It's hard to sit through a meeting or make your way through a presentation when you're coughing or sneezing -- or drowsy from allergy medicine.
Allergies are one of the main reasons people call in sick. People with allergies say they can lose two or more hours of the work day when their symptoms are bad. But some people can miss as many as four days a week when their allergies are really bad.
For a week, you've wiped your preschooler's runny nose all day long, then listened to her cough in her sleep all night. She's been looking and feeling miserable, and you want to help her get better, but you aren't sure exactly how to categorize her symptoms. Is it a cold, or does she have allergies?
You aren't alone; many parents are confused about the proper way to treat a coughing, sneezing child, because colds and allergies often have overlapping symptoms.
“I think most parents want a checklist,...

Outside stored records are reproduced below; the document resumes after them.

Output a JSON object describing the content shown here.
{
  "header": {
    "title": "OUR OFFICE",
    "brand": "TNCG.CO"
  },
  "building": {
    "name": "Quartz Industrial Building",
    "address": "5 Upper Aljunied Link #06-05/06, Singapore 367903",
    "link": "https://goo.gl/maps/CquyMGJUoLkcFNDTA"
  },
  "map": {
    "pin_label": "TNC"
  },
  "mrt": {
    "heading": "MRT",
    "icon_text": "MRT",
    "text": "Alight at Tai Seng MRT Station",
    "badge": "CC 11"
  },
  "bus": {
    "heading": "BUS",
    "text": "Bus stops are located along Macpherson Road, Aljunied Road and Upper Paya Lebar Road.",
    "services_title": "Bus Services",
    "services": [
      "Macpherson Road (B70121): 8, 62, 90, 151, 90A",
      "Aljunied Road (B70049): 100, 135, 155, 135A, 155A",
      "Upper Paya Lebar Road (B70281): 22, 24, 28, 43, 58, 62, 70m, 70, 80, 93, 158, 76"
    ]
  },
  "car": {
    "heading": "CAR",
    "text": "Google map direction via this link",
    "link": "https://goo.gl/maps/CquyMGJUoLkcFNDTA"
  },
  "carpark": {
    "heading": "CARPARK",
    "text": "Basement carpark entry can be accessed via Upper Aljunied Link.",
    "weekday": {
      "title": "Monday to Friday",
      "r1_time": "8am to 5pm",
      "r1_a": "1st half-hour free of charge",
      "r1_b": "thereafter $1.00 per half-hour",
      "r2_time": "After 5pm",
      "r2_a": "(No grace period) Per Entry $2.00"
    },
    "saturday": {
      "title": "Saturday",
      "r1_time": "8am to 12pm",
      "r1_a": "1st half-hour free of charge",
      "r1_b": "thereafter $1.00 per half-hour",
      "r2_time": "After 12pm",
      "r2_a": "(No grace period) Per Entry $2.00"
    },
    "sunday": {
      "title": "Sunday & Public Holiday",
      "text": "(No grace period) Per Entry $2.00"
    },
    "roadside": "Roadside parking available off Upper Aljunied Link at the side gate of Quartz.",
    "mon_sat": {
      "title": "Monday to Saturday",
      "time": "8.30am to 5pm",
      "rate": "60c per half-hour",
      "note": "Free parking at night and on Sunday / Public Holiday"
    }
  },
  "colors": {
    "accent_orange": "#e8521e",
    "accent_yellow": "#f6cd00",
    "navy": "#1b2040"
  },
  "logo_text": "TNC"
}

That doesn't mean you have to drag through your day at the office. There are three keys to coping with allergies on the job.
Diagnosis. You need to know what triggers your symptoms so you know how to avoid them or the best way to treat them. Start with your doctor, who may send you to an allergist for testing.
Environment. Do your best to clear your office of things you’re allergic to. Get rid of chair cushions that can attract dust mites. Bring in a portable filter for pollen or pet dander that may be hanging in the air. Make sure it's the right size for your workspace. Eat inside on days when you know the pollen count is high. Ask your office manager to consider high-efficiency filters (MRV11 or MRV12) for the air system and to replace carpet in your office or cubicle.
Medicine. If you have moderate to severe allergies, you probably need to take medicine. First try treating individual symptoms -- like eyedrops for itchy eyes or nasal sprays for congestion. You don’t want to use decongestant sprays you can buy at the drug store for more than three days in a row, however. Using them longer can actually make you more congested.
Antihistamines also help relieve symptoms like runny nose and itchy eyes. They come in pills, liquids, nasal sprays, and eyedrops. Some have fewer side effects than others. Ask your doctor for suggestions.
The key is to start taking antihistamines early in the allergy season, not when your symptoms are full blown.
If you don't feel better after trying over-the-counter allergy medicines, talk to your doctor about allergy shots. They take a much longer time to work but can help relieve symptoms in the long term.